**Work request**
Answer with one number only: the count of lines below that hold the word "View".

**Data in this exercise**
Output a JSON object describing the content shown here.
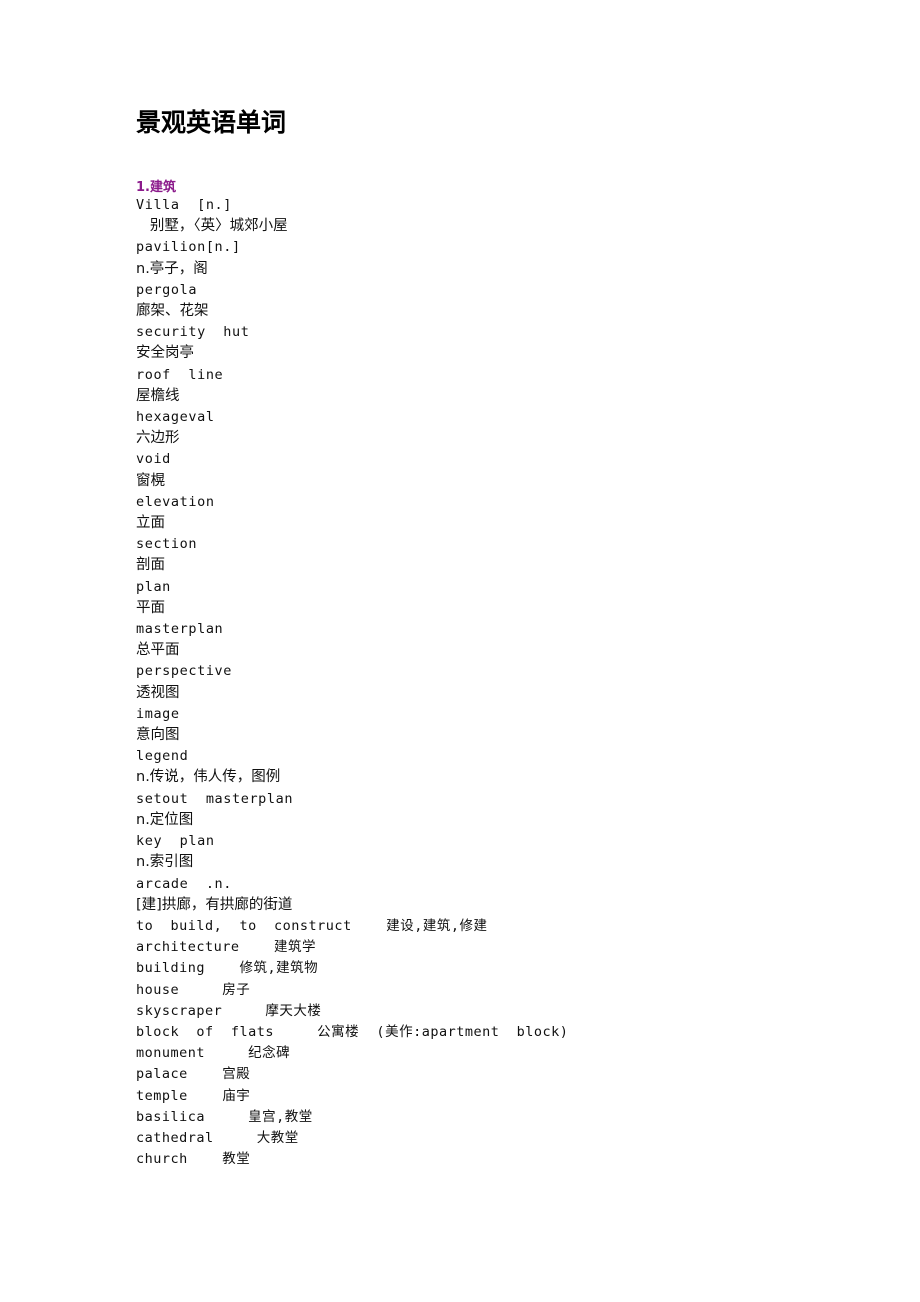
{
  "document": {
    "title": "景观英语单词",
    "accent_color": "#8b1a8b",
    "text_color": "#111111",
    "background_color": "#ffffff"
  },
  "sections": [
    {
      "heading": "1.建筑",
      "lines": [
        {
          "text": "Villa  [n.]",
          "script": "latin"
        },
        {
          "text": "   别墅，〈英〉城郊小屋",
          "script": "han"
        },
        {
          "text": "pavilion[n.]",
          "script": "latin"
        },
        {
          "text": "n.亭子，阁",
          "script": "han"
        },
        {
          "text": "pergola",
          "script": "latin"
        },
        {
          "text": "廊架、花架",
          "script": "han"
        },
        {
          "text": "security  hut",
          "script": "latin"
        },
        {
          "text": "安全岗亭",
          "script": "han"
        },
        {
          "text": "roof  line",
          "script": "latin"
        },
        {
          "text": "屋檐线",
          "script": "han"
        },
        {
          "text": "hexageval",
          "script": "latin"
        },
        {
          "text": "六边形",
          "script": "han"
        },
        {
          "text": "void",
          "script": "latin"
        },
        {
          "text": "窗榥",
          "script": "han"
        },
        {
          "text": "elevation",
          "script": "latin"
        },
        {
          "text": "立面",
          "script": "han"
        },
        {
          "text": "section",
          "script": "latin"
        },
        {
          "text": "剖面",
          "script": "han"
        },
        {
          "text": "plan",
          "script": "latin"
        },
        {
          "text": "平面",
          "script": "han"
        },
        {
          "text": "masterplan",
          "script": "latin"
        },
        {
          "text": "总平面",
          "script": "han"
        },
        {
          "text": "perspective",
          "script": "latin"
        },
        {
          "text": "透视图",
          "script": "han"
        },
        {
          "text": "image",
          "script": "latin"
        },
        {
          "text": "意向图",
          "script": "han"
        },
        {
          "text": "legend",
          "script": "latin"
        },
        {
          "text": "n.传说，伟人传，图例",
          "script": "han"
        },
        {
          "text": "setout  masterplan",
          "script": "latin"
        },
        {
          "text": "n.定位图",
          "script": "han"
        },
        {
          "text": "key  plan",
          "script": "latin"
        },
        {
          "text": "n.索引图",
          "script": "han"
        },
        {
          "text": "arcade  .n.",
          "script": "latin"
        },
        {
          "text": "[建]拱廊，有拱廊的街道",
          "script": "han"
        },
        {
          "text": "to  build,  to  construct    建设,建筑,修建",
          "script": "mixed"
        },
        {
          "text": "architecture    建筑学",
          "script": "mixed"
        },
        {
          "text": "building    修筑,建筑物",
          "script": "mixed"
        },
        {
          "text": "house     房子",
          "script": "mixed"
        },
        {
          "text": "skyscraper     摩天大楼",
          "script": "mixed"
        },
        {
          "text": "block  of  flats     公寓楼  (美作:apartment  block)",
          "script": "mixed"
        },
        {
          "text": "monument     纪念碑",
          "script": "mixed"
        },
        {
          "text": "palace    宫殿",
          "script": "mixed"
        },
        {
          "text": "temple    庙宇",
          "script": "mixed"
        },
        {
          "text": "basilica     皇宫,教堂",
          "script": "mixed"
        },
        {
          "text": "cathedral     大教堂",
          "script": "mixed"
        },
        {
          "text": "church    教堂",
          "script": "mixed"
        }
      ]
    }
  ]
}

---

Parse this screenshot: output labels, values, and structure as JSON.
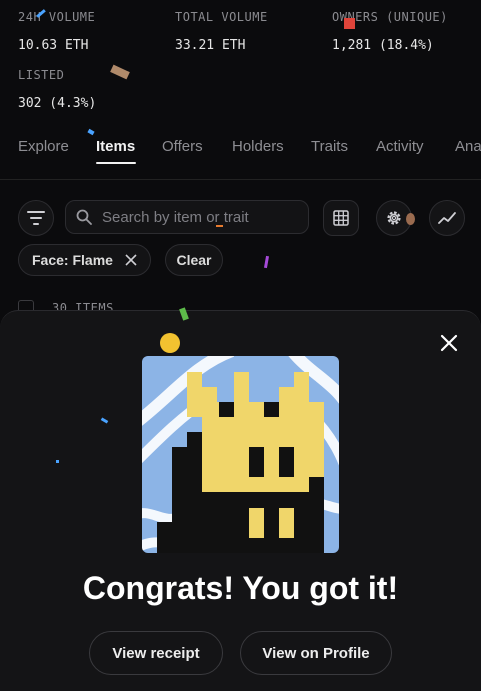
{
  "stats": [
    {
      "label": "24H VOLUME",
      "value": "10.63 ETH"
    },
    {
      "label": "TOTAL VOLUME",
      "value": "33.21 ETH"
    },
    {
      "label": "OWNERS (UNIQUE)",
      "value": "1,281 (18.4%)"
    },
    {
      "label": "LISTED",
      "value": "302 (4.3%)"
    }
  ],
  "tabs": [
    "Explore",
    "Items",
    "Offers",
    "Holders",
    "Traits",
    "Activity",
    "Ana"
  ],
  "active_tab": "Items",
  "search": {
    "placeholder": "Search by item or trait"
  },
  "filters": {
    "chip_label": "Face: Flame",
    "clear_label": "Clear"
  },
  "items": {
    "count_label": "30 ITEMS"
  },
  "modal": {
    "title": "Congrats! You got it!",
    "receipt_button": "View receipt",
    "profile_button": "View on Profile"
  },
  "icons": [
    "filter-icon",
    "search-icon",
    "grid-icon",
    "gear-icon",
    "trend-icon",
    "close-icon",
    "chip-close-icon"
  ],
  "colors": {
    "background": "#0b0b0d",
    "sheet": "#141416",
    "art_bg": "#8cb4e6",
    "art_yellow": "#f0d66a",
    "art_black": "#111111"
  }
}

**Written answer**
2